- Indian startups have created an estimated 60,000 direct jobs and 1.3-1.8 lakh indirect jobs in the country
- India has the third largest number of venture capital companies in the world. This is projected to rise four-fold by 2025.
- Of around 9,000 startups founded in India till 2019, 1,050 are healthtech and 20 agritech; 18% of startups leverage AI, blockchain, BigData, robotics, etc. The Aadhaar Stack, and over the next 5-10 years, the Health Stack, show the Indian startup ecosystem is not just focused on copying global models

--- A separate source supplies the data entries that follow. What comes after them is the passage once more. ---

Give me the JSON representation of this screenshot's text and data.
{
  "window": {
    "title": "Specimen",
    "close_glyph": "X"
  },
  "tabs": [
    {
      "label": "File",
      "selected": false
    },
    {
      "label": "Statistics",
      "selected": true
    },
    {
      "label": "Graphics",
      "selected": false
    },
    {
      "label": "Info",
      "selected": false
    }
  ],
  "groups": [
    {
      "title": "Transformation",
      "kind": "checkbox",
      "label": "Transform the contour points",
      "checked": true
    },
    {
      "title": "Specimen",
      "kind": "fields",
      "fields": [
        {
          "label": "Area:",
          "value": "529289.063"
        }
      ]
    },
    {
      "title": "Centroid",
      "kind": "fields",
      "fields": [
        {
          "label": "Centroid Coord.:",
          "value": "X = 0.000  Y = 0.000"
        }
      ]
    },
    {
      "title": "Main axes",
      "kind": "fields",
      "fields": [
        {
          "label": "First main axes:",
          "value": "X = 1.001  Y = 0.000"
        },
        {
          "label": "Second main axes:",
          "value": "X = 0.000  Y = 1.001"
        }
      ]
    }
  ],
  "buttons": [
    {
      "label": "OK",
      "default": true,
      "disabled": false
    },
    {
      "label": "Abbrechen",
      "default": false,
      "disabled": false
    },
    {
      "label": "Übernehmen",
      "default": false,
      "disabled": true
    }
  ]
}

Solutions provided by programmes of the Union government like Start-up India and Digital India support the new-age entrepreneurs to innovate more smartly and effectively. An apt case in point is India Stack that has become the underlying platform for the growth of Digital India. An ever expanding set of APIs, it provides a technical and collaborative infrastructure upon which technology companies and the government can grow and innovate. It has not only made the process of digital innovations easier but has solved the basic issue of cost. India Stack is significantly lowering innovation costs, which makes it easier for businesses to build digital solutions. It is also demonstrating how a loose network of professionals in the country are replicating what Opens Source triggered 20 years ago in Palo Alto (an American multinational cybersecurity company) achieved. Other such successful solutions are India’s payments infrastructure and a unique digital identity, which is now the envy of the world. With focus on financial inclusion, that is, bringing those without bank accounts into the formal banking system, India’s payments infrastructure UPI or the Unified Payments Interface, has been a huge success. The bane of this is Aadhaar, the unique digital identity of each Indian. Launched about a decade ago, this unique 12-digit number system today includes about 1.2 billion Indians. This is linked with UPI, which enables easy and instant transfer of funds. It has been hailed as one of the most efficient payment systems in the world and is extremely affordable.

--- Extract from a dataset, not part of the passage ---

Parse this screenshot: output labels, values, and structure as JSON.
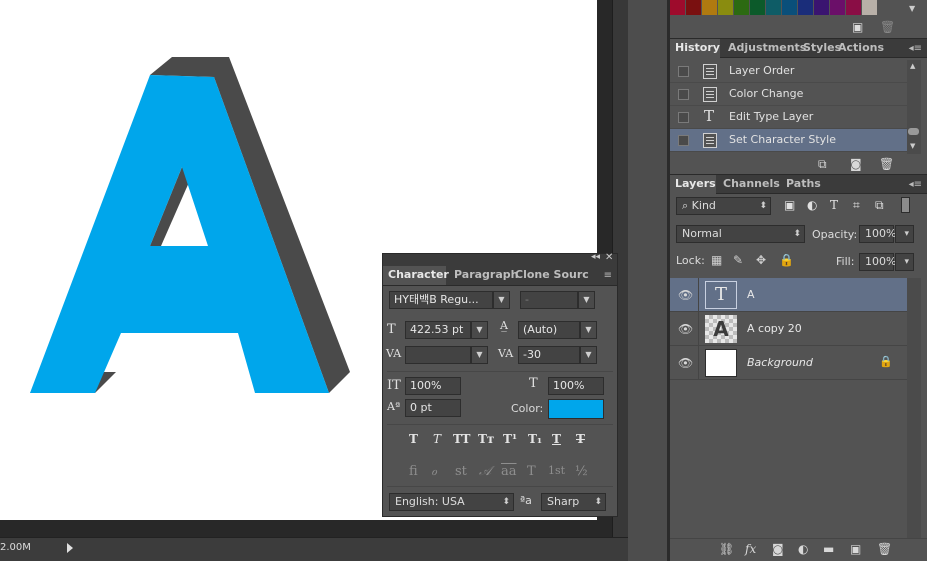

Creative use of technology can address many basic problems as well as plug leakages and inefficiencies in existing systems, as Aadhaar has amply demonstrated. Innovation in the use of technology can either come from profit-seeking entrepreneurs or from a visionary government that develops innovative and freely available public goods that can be used to increase efficiencies or minimise leakages and friction. New-age entrepreneurs have created a whole ecosystem of micro-entrepreneurship. That entrepreneurship has the potential to change the employment paradigm and landscape in the country if managed well. An example is the startup Bigbasket, one of India’s largest online food and grocery stores. It is not just offering services to urban customers, it is also working closely with nearly 10,000 farmers and educating them on scientific farming practices and, in the process, bettering their livelihoods.
Similarly, many other indigenous technology platforms like Ola (a ride sharing company), Swiggy (online food ordering and delivery platform) and Urbanclap (offering home and lifestyle services) have not only fulfilled urban needs but also helped create a level playing field for smaller entrepreneurs, create jobs and generate incomes. In the genre of travel and tourism, online startups TripAdvisor and Zomato have suddenly increased the discoverability of smaller tourist destinations and restaurants. Small boutique home-stays and resorts that could never have hoped to compete with established players have suddenly become a force to reckon with. The big callout is that these new-age entrepreneurs and companies are not just offering smart services; they are empowering communities and solving problems people face in day-to-day life. It’s not surprising then that most educational institutions now have entrepreneurship cells and students have begun pursuing entrepreneurship even before they graduate. There is no doubt that future business historians will refer to this decade as a watershed for entrepreneurship in India!